What I had stumbled upon, in fact, was one of Frederick’s signature features – the trompe l’oeil ("deceive the eye") paintings of artist William Cochran. However, it wasn’t until later that I discovered Cochran’s masterpiece, the Community Bridge. I had seen the bridge before from a distance – an old stone bridge spanning Carroll Creek. Only later, when I strolled along the Carroll Creek Park causeway, did I realize the "old stone bridge" was, in fact, another stunning trompe l’oeil illusion: the "stones" were painted on a plain concrete surface, as was the ivy growing on it, a bronze gate, and fountain set nearby. I examined the bridge more closely: a rich tapestry of symbols, faces, medallions, and subtle optical illusions emerged. I was fascinated. What could it all mean?
Later I learned about the history of the Community Bridge, a project undertaken by literally the entire community – though from start to finish it was the brainchild of Cochran, working with a handful of assistants. He’d had some success with the murals he’d painted around town. However, when he first suggested "painting a bridge on a bridge," community leaders thought he was crazy.
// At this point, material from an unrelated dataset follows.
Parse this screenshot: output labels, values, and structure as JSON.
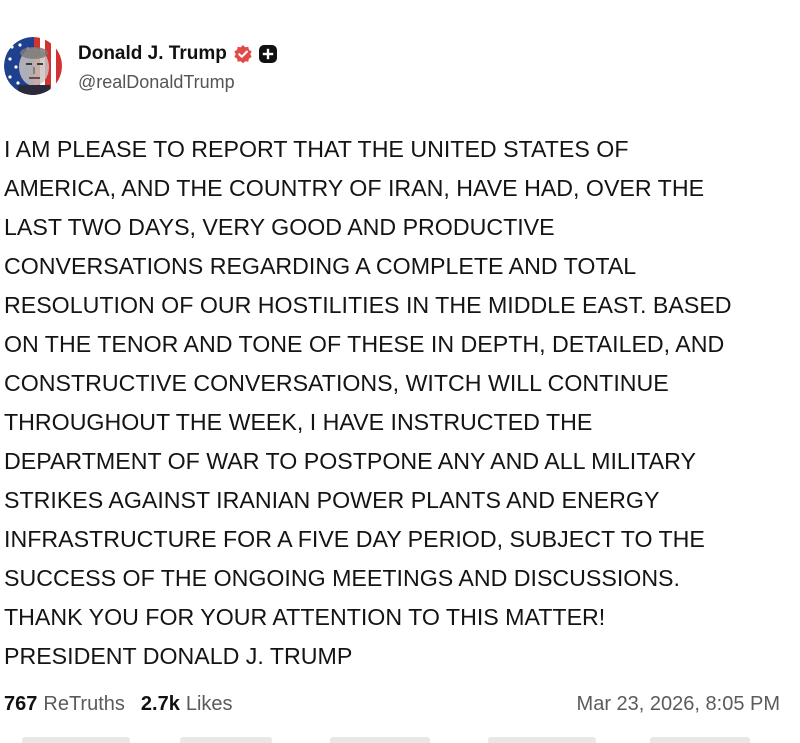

When Cochran finally got approval for the project, his "crazy" concept took wing. Ideas for the bridge were solicited from the local community and far beyond, with all the motifs adhering to the central "community" concept. Suggestions from places as far flung as South Africa and Indonesia were incorporated into the hundreds of symbolic features worked into the "stones" of the bridge.
Contributors to the bridge were asked, "What object represents the spirit of community to you?" The symbols they selected were intriguing: a key, a knot, a hand, a thistle, a chameleon, a spider web, a spiral, and many others. They remind me of Thomas Wolfe’s verbal talismans – "a stone, a leaf, a door…" But while Wolfe asserted that "You can’t go home again," this bridge was meant to be the distillation of home and community itself.
Of course, the overarching symbol is the bridge itself: as a connection from one person, race, culture, or generation to another. Just as significant is the symbolism of the "illusions." Cochran explained that, "The small illusions I create with paint are nothing compared to the large illusions we all insist on being fooled by every day. What if our sense that we are separated from each other by all kinds of differences and barriers is simply an illusion, no more real than the images I paint?"
July 9, 2002
From journal Frederick, Maryland: Bridging Past and Present